**Requirement**: Copy, from the material below, each line that contains the word "mapped".

**Source data**:
____

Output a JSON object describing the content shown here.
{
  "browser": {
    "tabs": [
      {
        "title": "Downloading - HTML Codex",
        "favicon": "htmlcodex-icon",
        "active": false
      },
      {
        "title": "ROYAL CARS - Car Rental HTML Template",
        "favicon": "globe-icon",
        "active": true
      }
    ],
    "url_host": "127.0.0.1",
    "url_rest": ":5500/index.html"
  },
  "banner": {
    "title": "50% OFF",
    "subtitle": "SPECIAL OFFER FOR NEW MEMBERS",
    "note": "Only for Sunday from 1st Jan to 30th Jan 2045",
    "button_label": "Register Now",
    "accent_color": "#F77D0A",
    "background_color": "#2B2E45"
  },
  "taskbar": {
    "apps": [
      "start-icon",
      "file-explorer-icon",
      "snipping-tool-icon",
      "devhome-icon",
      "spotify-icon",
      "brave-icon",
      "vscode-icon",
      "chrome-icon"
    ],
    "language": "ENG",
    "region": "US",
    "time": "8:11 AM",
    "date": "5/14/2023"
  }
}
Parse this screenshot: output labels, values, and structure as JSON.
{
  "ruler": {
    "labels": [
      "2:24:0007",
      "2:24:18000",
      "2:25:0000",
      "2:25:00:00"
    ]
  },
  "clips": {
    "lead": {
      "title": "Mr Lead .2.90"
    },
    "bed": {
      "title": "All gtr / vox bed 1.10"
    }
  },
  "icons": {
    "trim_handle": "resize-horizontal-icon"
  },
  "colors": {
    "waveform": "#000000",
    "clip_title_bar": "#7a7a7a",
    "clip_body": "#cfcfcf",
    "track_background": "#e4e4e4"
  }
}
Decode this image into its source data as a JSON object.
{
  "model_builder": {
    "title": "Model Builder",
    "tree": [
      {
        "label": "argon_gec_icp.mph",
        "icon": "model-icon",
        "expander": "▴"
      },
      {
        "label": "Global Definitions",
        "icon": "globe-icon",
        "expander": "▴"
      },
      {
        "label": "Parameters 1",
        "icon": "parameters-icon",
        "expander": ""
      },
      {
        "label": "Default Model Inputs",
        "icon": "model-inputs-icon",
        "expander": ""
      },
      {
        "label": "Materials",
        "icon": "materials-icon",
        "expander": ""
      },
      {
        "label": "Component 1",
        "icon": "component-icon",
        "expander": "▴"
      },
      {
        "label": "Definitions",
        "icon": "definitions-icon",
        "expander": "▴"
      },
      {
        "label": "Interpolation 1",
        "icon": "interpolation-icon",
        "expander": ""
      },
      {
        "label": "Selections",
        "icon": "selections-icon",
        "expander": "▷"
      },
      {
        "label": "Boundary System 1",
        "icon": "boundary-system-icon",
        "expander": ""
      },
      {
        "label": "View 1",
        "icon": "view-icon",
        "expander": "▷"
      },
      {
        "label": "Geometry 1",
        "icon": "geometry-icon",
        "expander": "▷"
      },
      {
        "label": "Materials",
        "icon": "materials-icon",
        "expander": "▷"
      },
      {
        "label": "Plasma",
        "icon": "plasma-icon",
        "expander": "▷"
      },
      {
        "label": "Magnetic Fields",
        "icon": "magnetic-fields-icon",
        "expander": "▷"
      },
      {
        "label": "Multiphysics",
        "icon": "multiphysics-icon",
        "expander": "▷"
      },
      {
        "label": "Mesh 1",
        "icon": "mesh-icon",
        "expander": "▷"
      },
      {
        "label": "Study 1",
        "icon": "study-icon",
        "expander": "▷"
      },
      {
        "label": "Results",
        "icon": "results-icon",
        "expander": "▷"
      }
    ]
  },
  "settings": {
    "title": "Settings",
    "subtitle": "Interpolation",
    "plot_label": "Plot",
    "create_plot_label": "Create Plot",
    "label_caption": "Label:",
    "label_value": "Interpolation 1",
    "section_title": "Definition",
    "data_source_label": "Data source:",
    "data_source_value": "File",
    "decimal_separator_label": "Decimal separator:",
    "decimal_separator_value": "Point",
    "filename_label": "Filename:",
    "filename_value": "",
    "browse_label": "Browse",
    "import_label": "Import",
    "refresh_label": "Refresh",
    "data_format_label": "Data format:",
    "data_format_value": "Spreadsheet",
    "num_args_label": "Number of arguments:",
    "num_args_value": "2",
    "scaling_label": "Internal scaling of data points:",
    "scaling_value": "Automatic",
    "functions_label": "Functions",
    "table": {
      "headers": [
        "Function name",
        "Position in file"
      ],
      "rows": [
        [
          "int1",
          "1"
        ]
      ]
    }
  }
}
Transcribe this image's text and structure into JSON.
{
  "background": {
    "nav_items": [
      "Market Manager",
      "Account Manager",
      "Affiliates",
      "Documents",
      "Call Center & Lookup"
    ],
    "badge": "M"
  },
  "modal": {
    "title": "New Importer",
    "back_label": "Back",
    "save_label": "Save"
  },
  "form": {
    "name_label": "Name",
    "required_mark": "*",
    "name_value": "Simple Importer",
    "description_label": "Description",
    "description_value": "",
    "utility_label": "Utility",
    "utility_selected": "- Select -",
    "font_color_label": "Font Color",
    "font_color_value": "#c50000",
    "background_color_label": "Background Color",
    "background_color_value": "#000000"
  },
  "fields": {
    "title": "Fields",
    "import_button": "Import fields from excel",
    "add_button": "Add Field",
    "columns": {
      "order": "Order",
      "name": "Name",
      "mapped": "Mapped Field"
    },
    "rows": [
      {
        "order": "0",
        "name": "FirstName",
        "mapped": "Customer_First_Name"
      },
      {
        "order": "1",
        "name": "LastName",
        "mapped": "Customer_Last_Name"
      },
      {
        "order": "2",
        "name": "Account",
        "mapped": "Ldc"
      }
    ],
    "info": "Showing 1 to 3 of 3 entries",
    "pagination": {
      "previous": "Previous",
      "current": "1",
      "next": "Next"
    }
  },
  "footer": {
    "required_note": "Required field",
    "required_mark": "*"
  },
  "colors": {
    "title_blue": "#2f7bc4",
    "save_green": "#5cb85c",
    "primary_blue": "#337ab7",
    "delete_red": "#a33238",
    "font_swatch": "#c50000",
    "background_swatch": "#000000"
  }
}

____

**Written response**:
      "mapped": "Mapped Field"
        "mapped": "Customer_First_Name"
        "mapped": "Customer_Last_Name"
        "mapped": "Ldc"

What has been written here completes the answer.